Coach Kim Hyung Tak’s 5 keys to great recurve archery technique

Korea won its first Olympic gold medal in archery in 1984 and the man in the box behind was Kim Hyung Tak. He opened his own archery school in 2004 and is widely-regarded around the world as one of the best coaches in the sport. 

After recently releasing his own application detailing his method of teaching archery technique, he’s identified the five most important parts of shooting a recurve bow.

1. Body angle

“This is important from when you first learn archery. If you don’t learn good body angle with stance correctly it’s difficult to have consistent distance to the clicker and keep a 50-50 balance during expansion,” says coach Kim.

“Practise the correct body angle using a bow that’s not too strong.”

2. Hook

The fingers on the string are one of two points of contact between the archer and the bow.

“An accurate hook will make for a precise release and it will ensure stable finger positioning during expansion,” he explains – while pictures show he advocates a relatively deep position on the fingers – adding that the technique is keyed on removing tension and making sure the wrist is not bent.

Make sure your finger tab fits your hand correctly, too.

3. Release

(Check the explanation at around the 14:50 mark in this video.)

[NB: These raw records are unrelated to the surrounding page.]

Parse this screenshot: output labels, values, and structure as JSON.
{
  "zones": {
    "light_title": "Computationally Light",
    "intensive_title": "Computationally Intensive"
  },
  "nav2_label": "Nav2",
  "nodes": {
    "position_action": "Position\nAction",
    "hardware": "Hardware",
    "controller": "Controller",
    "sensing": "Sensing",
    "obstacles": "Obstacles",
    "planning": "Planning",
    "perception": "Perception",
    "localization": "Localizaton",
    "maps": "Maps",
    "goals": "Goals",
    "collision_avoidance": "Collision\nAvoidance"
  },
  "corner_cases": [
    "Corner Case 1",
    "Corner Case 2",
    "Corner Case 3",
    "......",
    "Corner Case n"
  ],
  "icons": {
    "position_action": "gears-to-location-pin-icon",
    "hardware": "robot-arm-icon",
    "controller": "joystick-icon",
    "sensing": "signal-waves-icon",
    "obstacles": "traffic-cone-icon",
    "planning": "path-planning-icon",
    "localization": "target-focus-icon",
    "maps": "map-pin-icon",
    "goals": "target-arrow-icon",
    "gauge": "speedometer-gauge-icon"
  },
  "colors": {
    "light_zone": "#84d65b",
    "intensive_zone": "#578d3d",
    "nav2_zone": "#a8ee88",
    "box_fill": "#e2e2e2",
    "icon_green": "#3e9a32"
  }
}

“As a beginner, before shooting, you should practise training your release first,” says coach Kim.

Practise the feeling, direction and distance of your releasing fingers, he says – as this first method you learn will remain a habit for a long time.

If you’ve already been shooting a while and want to improve, sometimes it’s best to go back to basics.

4. Clicker use

Learning to use a click is a step-by-step process.

“It’s important to have the correct draw length set with a bow that’s not too strong at first, otherwise you will tend to pull with your fingers and other necessary muscles to activate the clicker,” says coach Kim.

5. Expansion


The most important part of a world-class archery technique? Finishing the shot and sending the arrow flying.

“During expansion, maintain a 50-50 balance between pushing and pulling. You should not change the balance or direction of forces during this stage,” explains coach Kim.

“The time expansion takes will will vary in high-pressure situations like competition or in windy conditions, but the method of expansion should be the same – whether it takes two or seven seconds.”

During expansion, the last millimetres of a shot before the arrow is released, coach Kim says archers should remain perfectly still.

“And it’s important to not use the pulling hand or the pushing arm to execute, but the big muscles in the back,” he adds.

The Kim, Hyung-Tak Archery application is available to purchase for Apple devices now.